(TASK STATEMENT): Would you write out every entry exactly, but without the pictures?

(THE DATA):
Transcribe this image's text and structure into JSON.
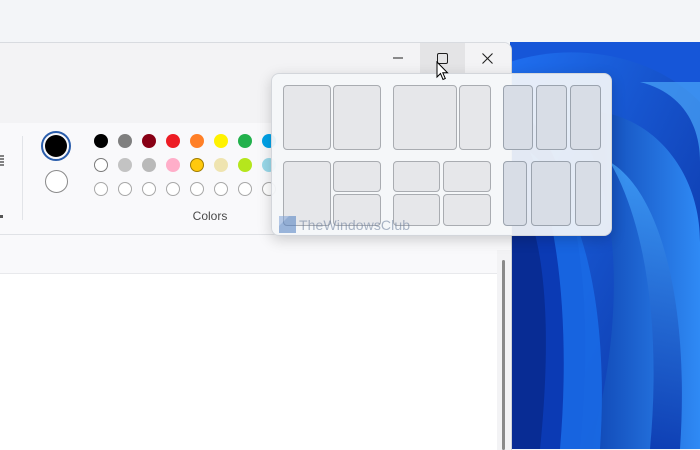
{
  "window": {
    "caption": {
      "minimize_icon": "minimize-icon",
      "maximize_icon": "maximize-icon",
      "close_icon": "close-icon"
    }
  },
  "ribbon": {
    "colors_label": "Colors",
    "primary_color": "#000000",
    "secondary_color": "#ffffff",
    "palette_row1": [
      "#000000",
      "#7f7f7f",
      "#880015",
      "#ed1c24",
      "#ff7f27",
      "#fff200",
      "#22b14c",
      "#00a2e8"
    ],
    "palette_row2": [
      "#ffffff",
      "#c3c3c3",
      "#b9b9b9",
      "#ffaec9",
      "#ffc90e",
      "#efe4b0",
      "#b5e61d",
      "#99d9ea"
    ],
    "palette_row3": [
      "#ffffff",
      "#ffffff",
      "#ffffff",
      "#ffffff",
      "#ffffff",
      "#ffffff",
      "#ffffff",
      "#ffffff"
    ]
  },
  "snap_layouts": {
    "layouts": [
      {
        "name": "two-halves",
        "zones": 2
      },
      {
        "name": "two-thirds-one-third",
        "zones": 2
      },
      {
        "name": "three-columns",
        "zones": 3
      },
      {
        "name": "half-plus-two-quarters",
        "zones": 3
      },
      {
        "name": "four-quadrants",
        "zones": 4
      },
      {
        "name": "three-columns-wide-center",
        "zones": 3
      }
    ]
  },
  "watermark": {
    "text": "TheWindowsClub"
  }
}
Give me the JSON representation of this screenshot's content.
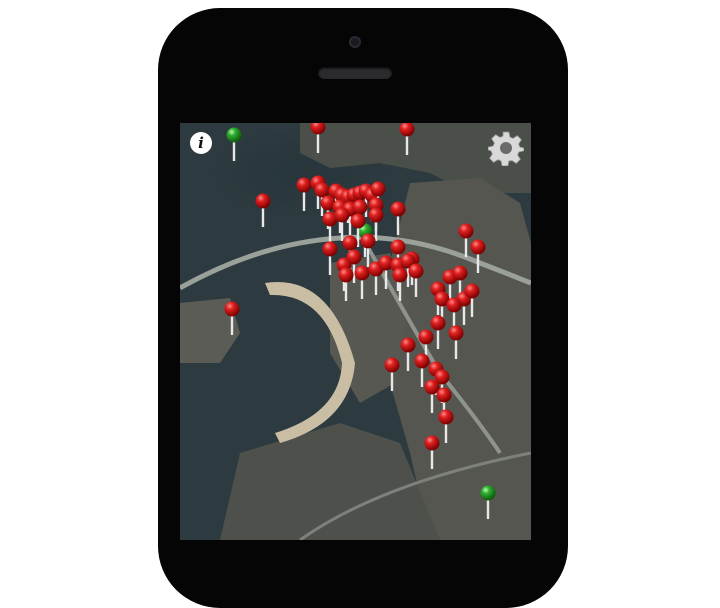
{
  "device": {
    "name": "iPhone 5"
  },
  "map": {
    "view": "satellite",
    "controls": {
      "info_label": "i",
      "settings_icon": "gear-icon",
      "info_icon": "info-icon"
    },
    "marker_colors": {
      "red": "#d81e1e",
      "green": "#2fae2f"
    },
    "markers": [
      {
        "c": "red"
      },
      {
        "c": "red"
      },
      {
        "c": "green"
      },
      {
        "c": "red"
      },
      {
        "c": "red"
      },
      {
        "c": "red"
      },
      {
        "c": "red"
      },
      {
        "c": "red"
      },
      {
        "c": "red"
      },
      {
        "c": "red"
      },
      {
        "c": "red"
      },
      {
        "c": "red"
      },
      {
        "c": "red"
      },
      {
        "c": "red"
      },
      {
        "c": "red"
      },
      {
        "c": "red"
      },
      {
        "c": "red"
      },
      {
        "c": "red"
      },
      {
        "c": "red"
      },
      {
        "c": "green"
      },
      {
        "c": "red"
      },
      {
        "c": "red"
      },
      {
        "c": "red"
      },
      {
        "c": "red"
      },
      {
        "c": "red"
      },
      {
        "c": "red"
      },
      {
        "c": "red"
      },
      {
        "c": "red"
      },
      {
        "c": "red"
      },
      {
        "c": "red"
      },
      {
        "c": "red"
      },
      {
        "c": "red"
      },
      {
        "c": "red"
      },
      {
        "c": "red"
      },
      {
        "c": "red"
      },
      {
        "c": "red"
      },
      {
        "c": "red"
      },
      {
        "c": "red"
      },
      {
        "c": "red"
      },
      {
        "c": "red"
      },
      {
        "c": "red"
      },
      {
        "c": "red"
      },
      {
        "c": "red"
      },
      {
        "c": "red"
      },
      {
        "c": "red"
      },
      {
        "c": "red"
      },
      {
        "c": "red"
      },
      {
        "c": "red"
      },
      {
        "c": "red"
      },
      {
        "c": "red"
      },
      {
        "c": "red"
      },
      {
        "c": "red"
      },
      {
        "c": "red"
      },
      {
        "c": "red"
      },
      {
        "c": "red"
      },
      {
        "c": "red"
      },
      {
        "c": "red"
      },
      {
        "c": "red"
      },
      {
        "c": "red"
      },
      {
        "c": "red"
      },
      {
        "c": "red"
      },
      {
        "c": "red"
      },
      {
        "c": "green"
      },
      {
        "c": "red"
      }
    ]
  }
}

(OUTPUT FOR THIS TASK):
Transcribe this image's text and structure into JSON.
{
  "window": {
    "caption": {
      "minimize_icon": "minimize-icon",
      "maximize_icon": "maximize-icon",
      "close_icon": "close-icon"
    }
  },
  "ribbon": {
    "colors_label": "Colors",
    "primary_color": "#000000",
    "secondary_color": "#ffffff",
    "palette_row1": [
      "#000000",
      "#7f7f7f",
      "#880015",
      "#ed1c24",
      "#ff7f27",
      "#fff200",
      "#22b14c",
      "#00a2e8"
    ],
    "palette_row2": [
      "#ffffff",
      "#c3c3c3",
      "#b9b9b9",
      "#ffaec9",
      "#ffc90e",
      "#efe4b0",
      "#b5e61d",
      "#99d9ea"
    ],
    "palette_row3": [
      "#ffffff",
      "#ffffff",
      "#ffffff",
      "#ffffff",
      "#ffffff",
      "#ffffff",
      "#ffffff",
      "#ffffff"
    ]
  },
  "snap_layouts": {
    "layouts": [
      {
        "name": "two-halves",
        "zones": 2
      },
      {
        "name": "two-thirds-one-third",
        "zones": 2
      },
      {
        "name": "three-columns",
        "zones": 3
      },
      {
        "name": "half-plus-two-quarters",
        "zones": 3
      },
      {
        "name": "four-quadrants",
        "zones": 4
      },
      {
        "name": "three-columns-wide-center",
        "zones": 3
      }
    ]
  },
  "watermark": {
    "text": "TheWindowsClub"
  }
}
Give me the JSON representation of this screenshot's content.
{
  "device": {
    "name": "iPhone 5"
  },
  "map": {
    "view": "satellite",
    "controls": {
      "info_label": "i",
      "settings_icon": "gear-icon",
      "info_icon": "info-icon"
    },
    "marker_colors": {
      "red": "#d81e1e",
      "green": "#2fae2f"
    },
    "markers": [
      {
        "c": "red"
      },
      {
        "c": "red"
      },
      {
        "c": "green"
      },
      {
        "c": "red"
      },
      {
        "c": "red"
      },
      {
        "c": "red"
      },
      {
        "c": "red"
      },
      {
        "c": "red"
      },
      {
        "c": "red"
      },
      {
        "c": "red"
      },
      {
        "c": "red"
      },
      {
        "c": "red"
      },
      {
        "c": "red"
      },
      {
        "c": "red"
      },
      {
        "c": "red"
      },
      {
        "c": "red"
      },
      {
        "c": "red"
      },
      {
        "c": "red"
      },
      {
        "c": "red"
      },
      {
        "c": "green"
      },
      {
        "c": "red"
      },
      {
        "c": "red"
      },
      {
        "c": "red"
      },
      {
        "c": "red"
      },
      {
        "c": "red"
      },
      {
        "c": "red"
      },
      {
        "c": "red"
      },
      {
        "c": "red"
      },
      {
        "c": "red"
      },
      {
        "c": "red"
      },
      {
        "c": "red"
      },
      {
        "c": "red"
      },
      {
        "c": "red"
      },
      {
        "c": "red"
      },
      {
        "c": "red"
      },
      {
        "c": "red"
      },
      {
        "c": "red"
      },
      {
        "c": "red"
      },
      {
        "c": "red"
      },
      {
        "c": "red"
      },
      {
        "c": "red"
      },
      {
        "c": "red"
      },
      {
        "c": "red"
      },
      {
        "c": "red"
      },
      {
        "c": "red"
      },
      {
        "c": "red"
      },
      {
        "c": "red"
      },
      {
        "c": "red"
      },
      {
        "c": "red"
      },
      {
        "c": "red"
      },
      {
        "c": "red"
      },
      {
        "c": "red"
      },
      {
        "c": "red"
      },
      {
        "c": "red"
      },
      {
        "c": "red"
      },
      {
        "c": "red"
      },
      {
        "c": "red"
      },
      {
        "c": "red"
      },
      {
        "c": "red"
      },
      {
        "c": "red"
      },
      {
        "c": "red"
      },
      {
        "c": "red"
      },
      {
        "c": "green"
      },
      {
        "c": "red"
      }
    ]
  }
}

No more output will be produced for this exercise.